So Lia assumed a place in the family that, if possible, was even more regal. She was constantly smothered with love, and she was the only Lee child who had birthday parties. At her party, they served Hmong egg rolls, steamed bananas, sacrificed chickens, and Doritos. She was still a beautiful child. She was kept perfectly clean and her was shampooed, and kept shiny. She always smelled delicious, because her parents treated her like a winsome baby. She was cuddled, stroked, rocked and bounced, sung to, and played with. Even the children loved her, giving her bear hugs and once her older and young sisters piling on her in a heap on the floor to make her part of their game. Her mother also continuously put her limbs through the range-of-motion exercises.
Sometimes the author thought that this was not so terrible for Lia. She lived at home, not in a chronic care facility, and she was a love object, not a pariah. Her teenage siblings never seemed embarrassed by her as American children might. But whenever she was lulled by this relatively rosy picture, she would be drawn up short by Mao Kao’s explosion of rage against the doctors or more frequently, Foua’s seepage of grief. She sometimes felt she did nothing but care for Lia and that she didn’t know anything except being alive. She would cry and say that she loved Lia too much. A half-finished bottle of Depakene syrup continued to sit on Foua’s kitchen shelf for years, not to be used, but because at one time the American doctors had considered it priceless, and discarding would have been like tossing out a pile of foreign coins that were no longer negotiable but had not altogether shed their aura of value. They also brought in a shaman twice a year to perform a pig sacrifice over Lia and the child wore soul-binding strings around the wrists.
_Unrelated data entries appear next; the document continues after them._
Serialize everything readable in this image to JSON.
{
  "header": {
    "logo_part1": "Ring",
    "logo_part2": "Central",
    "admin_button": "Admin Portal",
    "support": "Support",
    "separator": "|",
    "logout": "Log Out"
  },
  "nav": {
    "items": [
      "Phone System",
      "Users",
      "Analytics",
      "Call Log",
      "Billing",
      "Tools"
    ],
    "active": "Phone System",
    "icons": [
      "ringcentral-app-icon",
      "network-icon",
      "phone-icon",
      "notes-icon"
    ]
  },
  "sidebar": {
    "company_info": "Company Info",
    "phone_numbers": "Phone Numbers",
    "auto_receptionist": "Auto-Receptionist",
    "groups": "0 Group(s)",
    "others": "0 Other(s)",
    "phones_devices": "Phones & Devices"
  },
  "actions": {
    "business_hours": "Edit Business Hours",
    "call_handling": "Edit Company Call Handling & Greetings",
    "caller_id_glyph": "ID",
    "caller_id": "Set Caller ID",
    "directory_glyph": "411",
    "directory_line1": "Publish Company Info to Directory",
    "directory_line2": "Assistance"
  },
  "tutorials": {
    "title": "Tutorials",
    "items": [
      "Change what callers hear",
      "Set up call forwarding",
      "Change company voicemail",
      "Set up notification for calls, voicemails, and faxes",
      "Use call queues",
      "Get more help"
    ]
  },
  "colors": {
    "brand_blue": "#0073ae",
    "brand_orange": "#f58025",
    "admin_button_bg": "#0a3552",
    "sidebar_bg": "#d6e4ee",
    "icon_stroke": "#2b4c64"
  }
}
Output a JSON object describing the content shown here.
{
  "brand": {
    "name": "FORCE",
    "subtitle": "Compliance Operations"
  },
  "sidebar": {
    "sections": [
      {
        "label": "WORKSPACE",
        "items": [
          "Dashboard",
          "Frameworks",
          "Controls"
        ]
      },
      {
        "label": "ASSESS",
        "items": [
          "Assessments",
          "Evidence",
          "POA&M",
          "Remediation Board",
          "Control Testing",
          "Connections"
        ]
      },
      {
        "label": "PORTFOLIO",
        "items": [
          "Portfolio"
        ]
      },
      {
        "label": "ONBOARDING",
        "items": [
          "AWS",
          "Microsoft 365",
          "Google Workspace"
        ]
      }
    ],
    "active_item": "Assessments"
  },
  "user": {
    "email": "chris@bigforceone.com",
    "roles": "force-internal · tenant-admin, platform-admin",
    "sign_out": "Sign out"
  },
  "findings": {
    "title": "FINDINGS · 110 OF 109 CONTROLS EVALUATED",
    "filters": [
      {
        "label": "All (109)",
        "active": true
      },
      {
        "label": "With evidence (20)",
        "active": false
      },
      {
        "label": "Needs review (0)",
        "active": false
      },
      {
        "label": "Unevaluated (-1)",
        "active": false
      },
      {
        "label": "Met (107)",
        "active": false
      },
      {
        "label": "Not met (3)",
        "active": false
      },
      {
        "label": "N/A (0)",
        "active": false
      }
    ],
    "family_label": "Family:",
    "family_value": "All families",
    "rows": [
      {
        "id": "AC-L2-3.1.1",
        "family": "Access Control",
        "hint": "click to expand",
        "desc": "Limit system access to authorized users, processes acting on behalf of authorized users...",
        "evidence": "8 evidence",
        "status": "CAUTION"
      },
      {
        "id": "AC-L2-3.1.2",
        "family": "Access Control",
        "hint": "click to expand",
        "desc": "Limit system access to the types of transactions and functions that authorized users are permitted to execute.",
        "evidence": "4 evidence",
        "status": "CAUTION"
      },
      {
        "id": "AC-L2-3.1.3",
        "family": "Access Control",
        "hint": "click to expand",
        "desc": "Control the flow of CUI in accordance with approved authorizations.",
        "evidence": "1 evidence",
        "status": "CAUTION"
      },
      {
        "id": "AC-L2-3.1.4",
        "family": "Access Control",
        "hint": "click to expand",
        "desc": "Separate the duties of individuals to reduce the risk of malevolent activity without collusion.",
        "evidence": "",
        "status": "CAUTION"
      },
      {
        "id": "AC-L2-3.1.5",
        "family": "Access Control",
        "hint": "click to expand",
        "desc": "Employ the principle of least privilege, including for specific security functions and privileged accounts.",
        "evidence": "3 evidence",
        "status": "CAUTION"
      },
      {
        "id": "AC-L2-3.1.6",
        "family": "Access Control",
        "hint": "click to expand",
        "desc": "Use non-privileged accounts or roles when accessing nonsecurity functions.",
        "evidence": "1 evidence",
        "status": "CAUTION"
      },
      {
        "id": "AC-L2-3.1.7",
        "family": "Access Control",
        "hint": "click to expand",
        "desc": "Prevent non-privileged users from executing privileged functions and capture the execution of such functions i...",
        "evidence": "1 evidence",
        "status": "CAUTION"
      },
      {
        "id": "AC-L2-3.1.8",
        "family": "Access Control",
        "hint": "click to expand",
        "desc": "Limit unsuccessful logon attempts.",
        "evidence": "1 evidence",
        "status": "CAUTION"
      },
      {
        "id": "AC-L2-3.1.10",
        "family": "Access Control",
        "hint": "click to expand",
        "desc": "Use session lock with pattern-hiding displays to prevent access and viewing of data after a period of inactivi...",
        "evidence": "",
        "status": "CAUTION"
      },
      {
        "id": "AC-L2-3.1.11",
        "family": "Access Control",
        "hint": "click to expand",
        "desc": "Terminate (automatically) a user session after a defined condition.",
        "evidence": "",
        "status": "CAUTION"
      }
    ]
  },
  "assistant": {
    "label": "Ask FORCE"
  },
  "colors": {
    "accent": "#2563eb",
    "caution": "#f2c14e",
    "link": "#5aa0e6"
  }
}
Once a year, the Lees would bring Lia back to the clinic at MCMC for a check-up. When they would miss an appointment, the compute would spit out a letter addressed to Lia telling her that she had not come to the clinic, and she needed to call to set up another appointment. Of course, Lia never called. Eventually, Lia was turned over to the services of a public health nurse named Martin Kilgore. He made house calls, and, because he was a champion of liberal causes including the Hmong, he thought that when he came to the home of the Lees, he would be accepted and that the questions he asked would be answered. He compared the relationship between the Lees and the medical providers to the myth of Sisyphus, the Corinthian king who attempted to cheat death by placing him in fetters. He was condemned by the gods to roll a rock up a hill only to have it roll back down after he got it to the top. Unfortunately, to the Lees, he fit into the mold as well. He was overly concerned by how they treated Lia’s constipation. They preferred to give the little girl laxatives, but Martin told them it would better to give them Metamucil or prune juice. Nao Kao and Foua just stared at him. For four years, they had been told to give Lia medicine they didn’t want to give her. Now, they were being told not to give her medicine that they did want to give her. The two of them seemed to have entered a vegetative state themselves when it came to Martin. The author couldn’t figure out what came over them. It occurred to her that these were the people that Peggy and Neil had been dealing with for years. No wonder everyone but Jeanine thought they were impenetrable and stupid. It was as if, by a process of reverse alchemy, each party in this doomed relationship had managed to convert the other’s gold into dross. them seemed to have entered a vegetative state themselves when it came to Martin. The author couldn’t figure out what came over them. It occurred to her that these were the people that Peggy and Neil had been dealing with for years. No wonder everyone but Jeanine thought they were impenetrable and stupid. It was as if, by a process of reverse alchemy, each party in this doomed relationship had managed to convert the other’s gold into dross. Martine couldn’t figure out why the meeting with the Lees had gone so bad? He tried so hard to be courteous and respectful. He said that he gave them his full shot and did the best he could. He likened Lia to a character in a Greek tragedy.
The title of the chapter is so applicable, because it shows how little Lia, who has lost her soul, had a life that is mostly good, because she is loved and cared for, even though she is unaware of anything around her. And yet, she is a child who had so much potential and because of two cultures that both seemed unwilling to understand the other, became a lost child.